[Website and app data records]

++++++++

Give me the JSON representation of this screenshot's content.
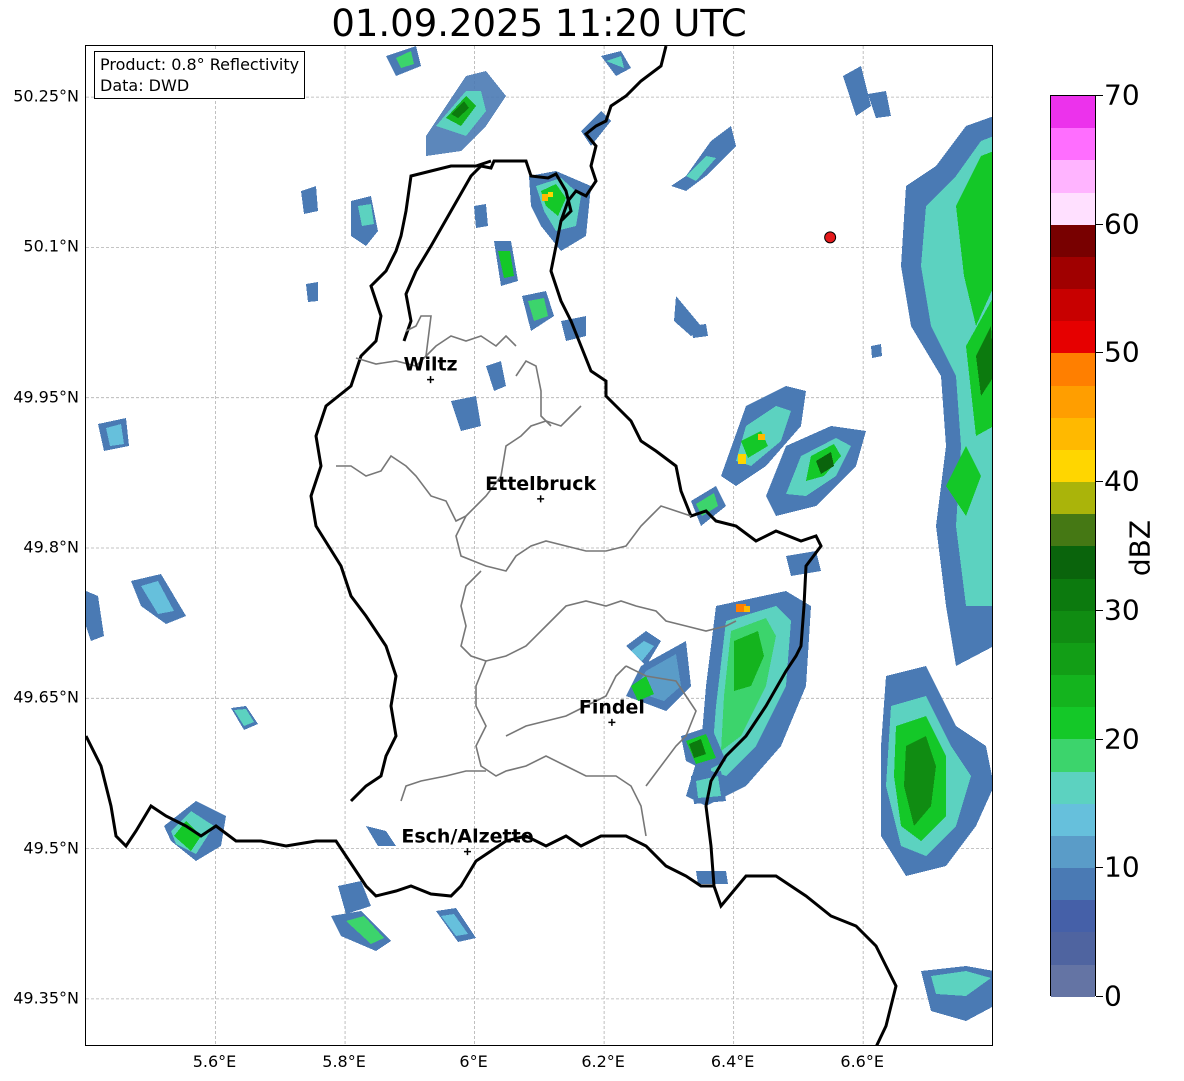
{
  "title": "01.09.2025 11:20 UTC",
  "info": {
    "product": "Product: 0.8° Reflectivity",
    "data": "Data: DWD"
  },
  "axes": {
    "lat_labels": [
      "50.25°N",
      "50.1°N",
      "49.95°N",
      "49.8°N",
      "49.65°N",
      "49.5°N",
      "49.35°N"
    ],
    "lat_values": [
      50.25,
      50.1,
      49.95,
      49.8,
      49.65,
      49.5,
      49.35
    ],
    "lon_labels": [
      "5.6°E",
      "5.8°E",
      "6°E",
      "6.2°E",
      "6.4°E",
      "6.6°E"
    ],
    "lon_values": [
      5.6,
      5.8,
      6.0,
      6.2,
      6.4,
      6.6
    ],
    "lat_range": [
      49.302,
      50.301
    ],
    "lon_range": [
      5.4,
      6.802
    ],
    "grid": true
  },
  "cities": [
    {
      "name": "Wiltz",
      "lat": 49.968,
      "lon": 5.932
    },
    {
      "name": "Ettelbruck",
      "lat": 49.849,
      "lon": 6.102
    },
    {
      "name": "Findel",
      "lat": 49.626,
      "lon": 6.212
    },
    {
      "name": "Esch/Alzette",
      "lat": 49.497,
      "lon": 5.989
    }
  ],
  "marker": {
    "lat": 50.11,
    "lon": 6.549,
    "color": "#e41a1c"
  },
  "colorbar": {
    "label": "dBZ",
    "min": 0,
    "max": 70,
    "tick_values": [
      0,
      10,
      20,
      30,
      40,
      50,
      60,
      70
    ],
    "tick_labels": [
      "0",
      "10",
      "20",
      "30",
      "40",
      "50",
      "60",
      "70"
    ],
    "colors": [
      "#6474a4",
      "#4f64a0",
      "#4560a8",
      "#4a7ab4",
      "#5a9cc8",
      "#66c0dc",
      "#5cd2c0",
      "#3cd46c",
      "#14c828",
      "#14b41e",
      "#129e16",
      "#108c12",
      "#0c7a0e",
      "#0a640c",
      "#457814",
      "#aab40a",
      "#ffd600",
      "#ffb900",
      "#ff9e00",
      "#ff7f00",
      "#e60000",
      "#c80000",
      "#a00000",
      "#780000",
      "#ffe0ff",
      "#ffb4ff",
      "#ff6eff",
      "#ec32ec"
    ]
  },
  "radar_echoes": [
    {
      "lat": 50.22,
      "lon": 5.9,
      "max_dbz": 28
    },
    {
      "lat": 50.26,
      "lon": 5.94,
      "max_dbz": 22
    },
    {
      "lat": 50.14,
      "lon": 6.11,
      "max_dbz": 42
    },
    {
      "lat": 50.085,
      "lon": 6.04,
      "max_dbz": 20
    },
    {
      "lat": 50.04,
      "lon": 6.1,
      "max_dbz": 20
    },
    {
      "lat": 49.9,
      "lon": 6.42,
      "max_dbz": 40
    },
    {
      "lat": 49.88,
      "lon": 6.55,
      "max_dbz": 28
    },
    {
      "lat": 49.7,
      "lon": 6.43,
      "max_dbz": 45
    },
    {
      "lat": 49.62,
      "lon": 6.44,
      "max_dbz": 25
    },
    {
      "lat": 49.55,
      "lon": 6.68,
      "max_dbz": 28
    },
    {
      "lat": 50.0,
      "lon": 6.76,
      "max_dbz": 28
    },
    {
      "lat": 49.52,
      "lon": 5.56,
      "max_dbz": 22
    }
  ]
}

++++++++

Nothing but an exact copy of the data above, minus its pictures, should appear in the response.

Give me the JSON representation of this screenshot's content.
{
  "title": "01.09.2025 11:20 UTC",
  "info": {
    "product": "Product: 0.8° Reflectivity",
    "data": "Data: DWD"
  },
  "axes": {
    "lat_labels": [
      "50.25°N",
      "50.1°N",
      "49.95°N",
      "49.8°N",
      "49.65°N",
      "49.5°N",
      "49.35°N"
    ],
    "lat_values": [
      50.25,
      50.1,
      49.95,
      49.8,
      49.65,
      49.5,
      49.35
    ],
    "lon_labels": [
      "5.6°E",
      "5.8°E",
      "6°E",
      "6.2°E",
      "6.4°E",
      "6.6°E"
    ],
    "lon_values": [
      5.6,
      5.8,
      6.0,
      6.2,
      6.4,
      6.6
    ],
    "lat_range": [
      49.302,
      50.301
    ],
    "lon_range": [
      5.4,
      6.802
    ],
    "grid": true
  },
  "cities": [
    {
      "name": "Wiltz",
      "lat": 49.968,
      "lon": 5.932
    },
    {
      "name": "Ettelbruck",
      "lat": 49.849,
      "lon": 6.102
    },
    {
      "name": "Findel",
      "lat": 49.626,
      "lon": 6.212
    },
    {
      "name": "Esch/Alzette",
      "lat": 49.497,
      "lon": 5.989
    }
  ],
  "marker": {
    "lat": 50.11,
    "lon": 6.549,
    "color": "#e41a1c"
  },
  "colorbar": {
    "label": "dBZ",
    "min": 0,
    "max": 70,
    "tick_values": [
      0,
      10,
      20,
      30,
      40,
      50,
      60,
      70
    ],
    "tick_labels": [
      "0",
      "10",
      "20",
      "30",
      "40",
      "50",
      "60",
      "70"
    ],
    "colors": [
      "#6474a4",
      "#4f64a0",
      "#4560a8",
      "#4a7ab4",
      "#5a9cc8",
      "#66c0dc",
      "#5cd2c0",
      "#3cd46c",
      "#14c828",
      "#14b41e",
      "#129e16",
      "#108c12",
      "#0c7a0e",
      "#0a640c",
      "#457814",
      "#aab40a",
      "#ffd600",
      "#ffb900",
      "#ff9e00",
      "#ff7f00",
      "#e60000",
      "#c80000",
      "#a00000",
      "#780000",
      "#ffe0ff",
      "#ffb4ff",
      "#ff6eff",
      "#ec32ec"
    ]
  },
  "radar_echoes": [
    {
      "lat": 50.22,
      "lon": 5.9,
      "max_dbz": 28
    },
    {
      "lat": 50.26,
      "lon": 5.94,
      "max_dbz": 22
    },
    {
      "lat": 50.14,
      "lon": 6.11,
      "max_dbz": 42
    },
    {
      "lat": 50.085,
      "lon": 6.04,
      "max_dbz": 20
    },
    {
      "lat": 50.04,
      "lon": 6.1,
      "max_dbz": 20
    },
    {
      "lat": 49.9,
      "lon": 6.42,
      "max_dbz": 40
    },
    {
      "lat": 49.88,
      "lon": 6.55,
      "max_dbz": 28
    },
    {
      "lat": 49.7,
      "lon": 6.43,
      "max_dbz": 45
    },
    {
      "lat": 49.62,
      "lon": 6.44,
      "max_dbz": 25
    },
    {
      "lat": 49.55,
      "lon": 6.68,
      "max_dbz": 28
    },
    {
      "lat": 50.0,
      "lon": 6.76,
      "max_dbz": 28
    },
    {
      "lat": 49.52,
      "lon": 5.56,
      "max_dbz": 22
    }
  ]
}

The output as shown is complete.